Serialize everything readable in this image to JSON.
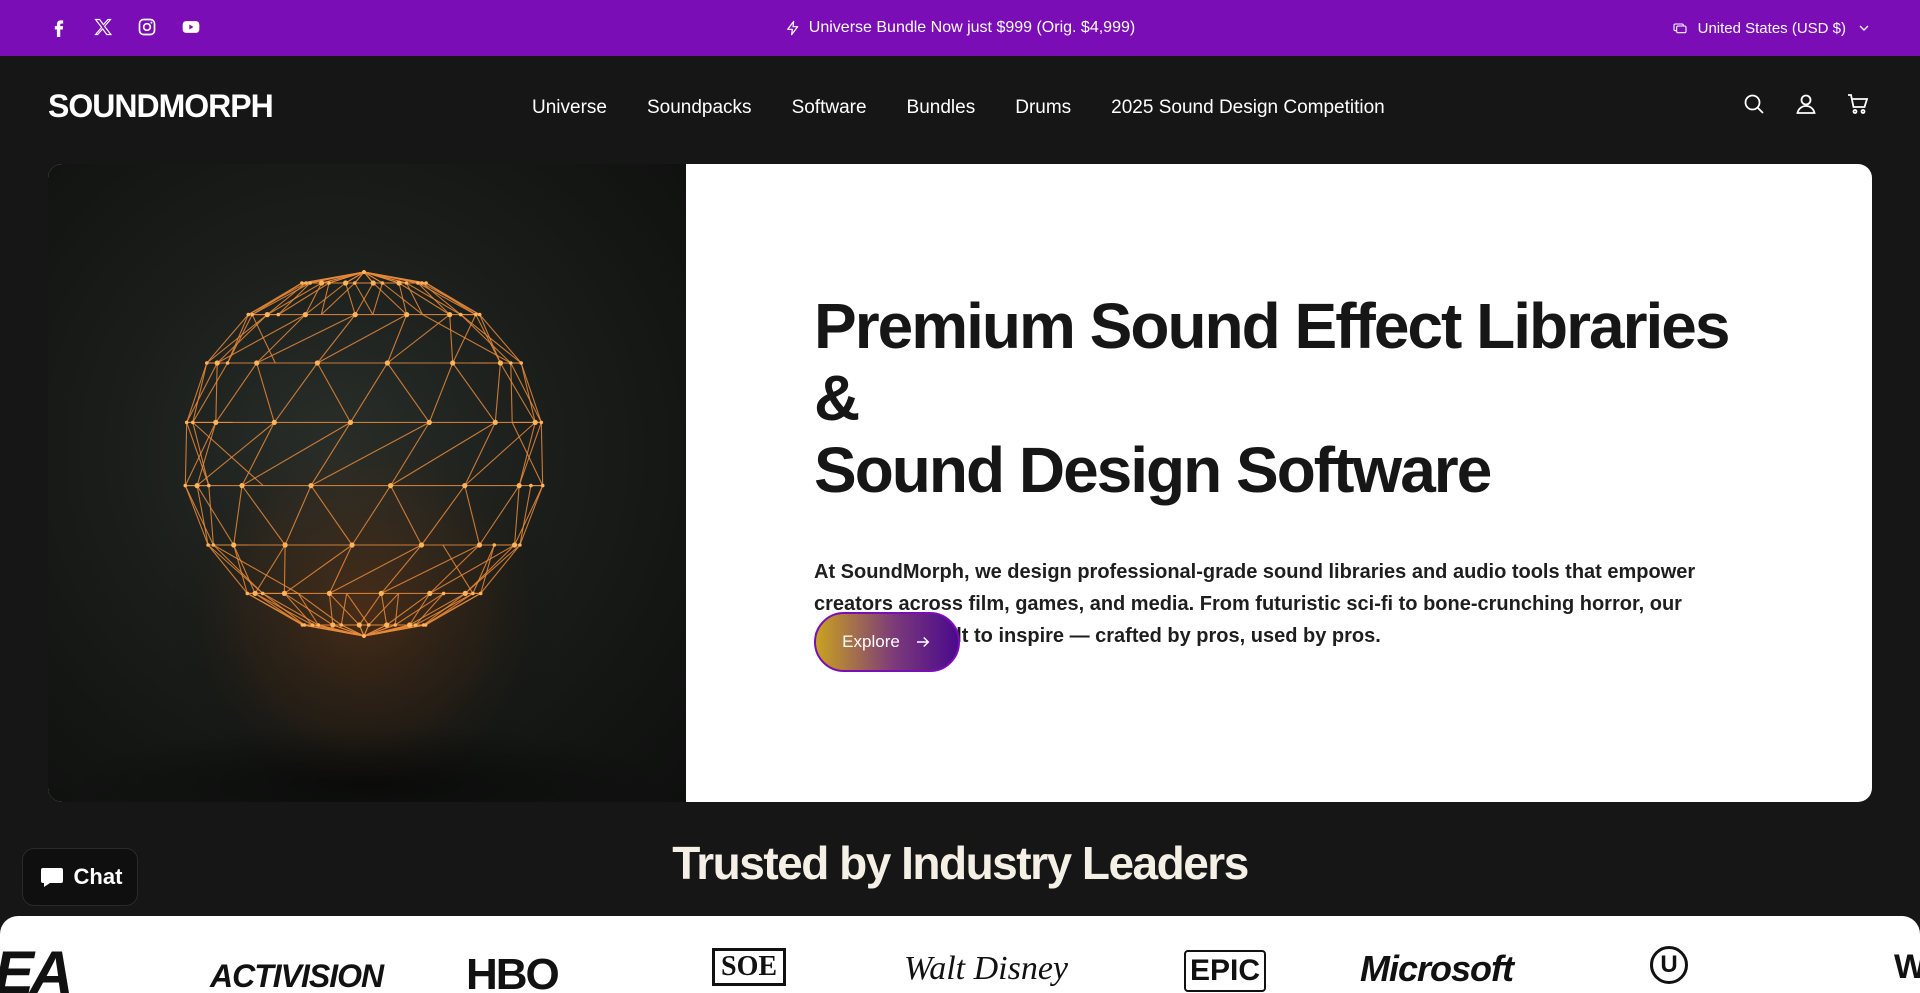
{
  "announcement": {
    "text": "Universe Bundle Now just $999 (Orig. $4,999)",
    "locale": "United States (USD $)",
    "socials": [
      "facebook-icon",
      "x-icon",
      "instagram-icon",
      "youtube-icon"
    ]
  },
  "header": {
    "logo_text": "SOUNDMORPH",
    "nav": [
      "Universe",
      "Soundpacks",
      "Software",
      "Bundles",
      "Drums",
      "2025 Sound Design Competition"
    ],
    "icons": [
      "search-icon",
      "account-icon",
      "cart-icon"
    ]
  },
  "hero": {
    "title_line1": "Premium Sound Effect Libraries &",
    "title_line2": "Sound Design Software",
    "body": "At SoundMorph, we design professional-grade sound libraries and audio tools that empower creators across film, games, and media. From futuristic sci-fi to bone-crunching horror, our sounds are built to inspire — crafted by pros, used by pros.",
    "cta": "Explore"
  },
  "trusted": {
    "title": "Trusted by Industry Leaders",
    "brands": [
      "EA",
      "ACTIVISION",
      "HBO",
      "SOE",
      "Walt Disney",
      "EPIC",
      "Microsoft",
      "U",
      "WB"
    ]
  },
  "chat": {
    "label": "Chat"
  },
  "colors": {
    "accent": "#7a0db5",
    "background": "#161616",
    "hero_panel": "#ffffff"
  }
}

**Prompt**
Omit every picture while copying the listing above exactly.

**Your solution**
Serialize everything readable in this image to JSON.
{
  "announcement": {
    "text": "Universe Bundle Now just $999 (Orig. $4,999)",
    "locale": "United States (USD $)",
    "socials": [
      "facebook-icon",
      "x-icon",
      "instagram-icon",
      "youtube-icon"
    ]
  },
  "header": {
    "logo_text": "SOUNDMORPH",
    "nav": [
      "Universe",
      "Soundpacks",
      "Software",
      "Bundles",
      "Drums",
      "2025 Sound Design Competition"
    ],
    "icons": [
      "search-icon",
      "account-icon",
      "cart-icon"
    ]
  },
  "hero": {
    "title_line1": "Premium Sound Effect Libraries &",
    "title_line2": "Sound Design Software",
    "body": "At SoundMorph, we design professional-grade sound libraries and audio tools that empower creators across film, games, and media. From futuristic sci-fi to bone-crunching horror, our sounds are built to inspire — crafted by pros, used by pros.",
    "cta": "Explore"
  },
  "trusted": {
    "title": "Trusted by Industry Leaders",
    "brands": [
      "EA",
      "ACTIVISION",
      "HBO",
      "SOE",
      "Walt Disney",
      "EPIC",
      "Microsoft",
      "U",
      "WB"
    ]
  },
  "chat": {
    "label": "Chat"
  },
  "colors": {
    "accent": "#7a0db5",
    "background": "#161616",
    "hero_panel": "#ffffff"
  }
}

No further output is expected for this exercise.